Provision 2: The nurse’s primary commitment is to the patient, whether an individual, family, group, community, or population.
Sheila is an intake nurse in a local jail in her community. About a month ago she processed the intake for a former high school friend who, along with several other men, was charged with assault during a barroom brawl that ended with emergency response and several patrons taken to the hospital for stitches. Jim and Sheila talked briefly during the intake process and he was in the jail 48 hours. She saw him again a couple weeks later in line at the coffee shop in town. They got seats and spent an hour catching up on their time since high school. As Sheila got ready to leave to finish her errands, Jim asked if they could catch a movie together this coming weekend.
Professional or Personal?
The 2.4 Interpretive Statement included with Provision 2 of the Code of Ethics for Nurses describes ethical considerations in our relationships with patients and colleagues. Maintaining a professional relationship keeps the focus therapeutic and committed to the health and wellness needs of the patient. When boundaries are crossed into a personal relationship, the focus is clouded and can easily shift to meeting the nurse’s personal needs.
When has a professional relationship changed to a personal one? This shift can be subtle and easily missed. Here are some common ways to evaluate if a patient relationship is moving outside the therapeutic zone.
- Discussing personal issues with a patient
- Conversation that would be interpreted by others as flirting
- Spending more time than necessary with the patient
- Showing favoritism toward the patient
According to the Code of Ethics for Nurses “dating and sexually intimate relationships with patients are always prohibited” (pg. 7)
Gift or Bribe?
In another post, I discuss gifts and favors often offered to nurses. In correctional nursing practice, a gift can easily turn into a bribe or blackmail. This section of the Code of Ethics directs us to follow facility policy about gifts from patients and that generally gifts should be accepted for the entire nursing staff and not for one specific nurse. Almost universally, correctional facility policy is to accept no gifts from patients as they can be part of a manipulation ploy.
Boundaries with Team Members
While most professional boundary discussions are directed toward the nurse-patient relationship, the new Code reminds us that “boundary violations can also occur in professional colleague relationships” and that “in all communications and actions, nurses are responsible for maintaining professional boundaries”. In our highly charged atmosphere of sexual harassment and coercion, the Code prompts us to keep it professional in the workplace.
Boundaries with Patients
Boundaries in the nurse-patient relationship separate professional therapeutic behavior from non-professional non-therapeutic behavior. Along a continuum of relationship, it is a balance between being over- or under-involved in the patient’s care.
A more extensive treatment of this subject can be found in these posts and podcasts.
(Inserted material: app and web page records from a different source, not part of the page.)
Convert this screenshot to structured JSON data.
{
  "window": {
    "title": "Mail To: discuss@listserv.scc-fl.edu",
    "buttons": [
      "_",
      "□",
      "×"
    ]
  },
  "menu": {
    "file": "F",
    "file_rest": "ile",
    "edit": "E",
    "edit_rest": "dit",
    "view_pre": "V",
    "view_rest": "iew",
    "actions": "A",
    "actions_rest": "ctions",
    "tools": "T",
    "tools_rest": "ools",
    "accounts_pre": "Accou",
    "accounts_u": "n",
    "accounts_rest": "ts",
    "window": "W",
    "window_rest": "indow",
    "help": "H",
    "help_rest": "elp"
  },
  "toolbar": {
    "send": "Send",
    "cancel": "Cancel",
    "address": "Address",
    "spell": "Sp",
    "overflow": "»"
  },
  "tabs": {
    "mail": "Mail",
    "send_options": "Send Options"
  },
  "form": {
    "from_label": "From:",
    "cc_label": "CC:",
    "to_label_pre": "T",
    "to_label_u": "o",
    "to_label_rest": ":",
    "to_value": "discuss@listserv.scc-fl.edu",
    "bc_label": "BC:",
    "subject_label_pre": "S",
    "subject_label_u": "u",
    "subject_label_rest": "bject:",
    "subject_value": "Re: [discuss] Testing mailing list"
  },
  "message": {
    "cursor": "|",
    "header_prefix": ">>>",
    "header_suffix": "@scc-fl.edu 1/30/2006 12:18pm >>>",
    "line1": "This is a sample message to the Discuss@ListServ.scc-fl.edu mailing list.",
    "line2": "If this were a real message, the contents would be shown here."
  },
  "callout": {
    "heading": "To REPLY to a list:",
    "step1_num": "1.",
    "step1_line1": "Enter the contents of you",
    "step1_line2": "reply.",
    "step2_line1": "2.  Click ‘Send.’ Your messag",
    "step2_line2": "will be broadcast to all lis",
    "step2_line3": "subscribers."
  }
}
Is this a Patient Relationship?
The Nurse’s Guide to Professional Boundaries provides some helpful information for Sheila as she considers Jim’s movie offer. For example, they suggest the following considerations.
- Is the nurse-patient relationship current or former?
- How extensive was the nursing care provided? Short or long-term?
- Will the patient need nursing care in the future?
- What is the risk to the patient in this situation?
The guide particularly addresses the concerns of nurses working in small communities where personal and patient relationships may go on during different time periods over a lifetime. The Guide suggests that, in this case, the nurse must clearly acknowledge the duel relationship and communicate when they are performing in a professional capacity in a situation.
So, what do you think? Should Sheila go to the movies with Jim?
Read other posts about the Code of Ethics here.